  • GAE_APPLICATION is your project name, but prefixed with a letter and tilde. That prefix identifies the App Engine region your app belongs to, which you must choose the first time you create the App Engine service in your project. You can’t change the region later. I swear there’s documentation listing these 1 letter prefixes, but I can’t find it now.
  • GAE_SERVICE and GAE_VERSION identify the version of your app that is running. Well useful if you think everything must be divided into micro-services (it should not) or if you deploy multiple versions to test things before setting the default version (you should).
  • PYTHONDONTWRITEBYTECODE is a Python-specific thing that prevents the creation of *.pyc files and __pycache__ directories. In theory your app would start a little faster on the first request if this option was turned off, but in practise it doesn’t matter, and this makes life easier for how App Engine runs your code. Given that, I don’t get why the Google Cloud blog highlights the parallel filesystem cache feature in their Python 3.8 beta announcement. Maybe it is enabled on that runtime, I haven’t tested it myself.

For the older Python 2.7 standard runtime, the OS environment includes all the request things as well. Again, because CGI.

The metadata service

Google’s Compute Engine metadata service is there on App Engine too (but not for the older Python 2.7 standard runtime). Except App Engine doesn’t get all the same things, and it is read-only.
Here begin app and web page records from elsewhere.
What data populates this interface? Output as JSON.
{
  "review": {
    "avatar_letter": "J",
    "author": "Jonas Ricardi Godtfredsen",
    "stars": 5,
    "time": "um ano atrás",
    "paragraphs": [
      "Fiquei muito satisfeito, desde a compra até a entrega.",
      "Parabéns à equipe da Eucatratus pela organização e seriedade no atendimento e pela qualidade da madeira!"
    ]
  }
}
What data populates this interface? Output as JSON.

The metadata service runs as an HTTP server. Your code makes requests to and descendant paths. On App Engine the metadata service exposes information about service accounts, the project’s zone, and the project’s ID.

The service account path is particularly useful, covering some of what used to be available with the google.appengine.api.app_identity APIs. If your code uses the google-auth package, you can get credentials with a short-lived access token for the default service account via google.auth.default() which in turn gets the token from the metadata service.
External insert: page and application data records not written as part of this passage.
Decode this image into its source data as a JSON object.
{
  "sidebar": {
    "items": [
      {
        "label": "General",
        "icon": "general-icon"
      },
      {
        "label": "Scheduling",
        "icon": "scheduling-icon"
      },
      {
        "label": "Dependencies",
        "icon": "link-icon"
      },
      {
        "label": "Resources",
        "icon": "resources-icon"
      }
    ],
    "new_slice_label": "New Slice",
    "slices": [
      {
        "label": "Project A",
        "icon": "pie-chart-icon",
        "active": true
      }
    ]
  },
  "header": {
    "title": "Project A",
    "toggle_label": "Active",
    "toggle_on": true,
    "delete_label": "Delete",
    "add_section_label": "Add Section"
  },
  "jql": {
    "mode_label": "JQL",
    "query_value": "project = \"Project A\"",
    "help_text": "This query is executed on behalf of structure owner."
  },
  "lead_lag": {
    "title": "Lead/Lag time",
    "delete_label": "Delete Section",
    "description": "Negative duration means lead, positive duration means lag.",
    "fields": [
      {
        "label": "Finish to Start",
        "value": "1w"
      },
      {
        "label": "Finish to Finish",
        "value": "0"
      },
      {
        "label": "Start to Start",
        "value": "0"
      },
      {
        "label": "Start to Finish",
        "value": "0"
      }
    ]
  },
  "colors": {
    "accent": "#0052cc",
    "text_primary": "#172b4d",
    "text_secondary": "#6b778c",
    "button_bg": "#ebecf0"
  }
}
But if you want to change the OAuth scopes of the access token, you can go get it yourself. This Python snippet gets a token with scopes for the Google Spreadsheets API:

import requests

url = ‘
headers = {‘Metadata-Flavor’: ‘Google’}
scopes = [‘‘]
params = {‘scopes’: ‘,’.join(scopes)}
response = requests.get(url, headers=headers, params=params)
token = response.text

These are the paths currently exposed by the App Engine metadata service, relative to, with example values:

Path Example value
instance/service-accounts/default/aliases default
instance/service-accounts/default/email [email protected]
instance/service-accounts/default/identity?audience=foo JWT token
instance/service-accounts/default/token | {
"access_token": "token",
"expires_in": 1799,
"token_type": "Bearer"
} |
instance/zone | projects/123456789012/zones/us16 |
project/numeric-project-id | 123456789012 |
project/project-id | app-engine-example |

If your project has multiple service accounts, there will be multiple entries under the instance/service-accounts path.

You can get all this (except for the access and identity tokens) with 1 request:

import requests

url = ‘
headers = {‘Metadata-Flavor’: ‘Google’}
params = {‘recursive’: ‘true’}
response = requests.get(url, headers=headers, params=params)
data = response.json()

It annoys me that the zone is provided here, but not the region, and that there is no documented way to derive the longer region identifier from a short zone identifier (as far as I am aware). But looks like that will change soon!


Getting information about the App Engine runtime environment turns out to be incredibly useful for your app because you can remove hard-coded assumptions from your code. The metadata service is particularly interesting because it allows more flexible response types (as opposed to strings in Unix environment variables) and a clear path for Google to extend it without fear of breaking your crazy code.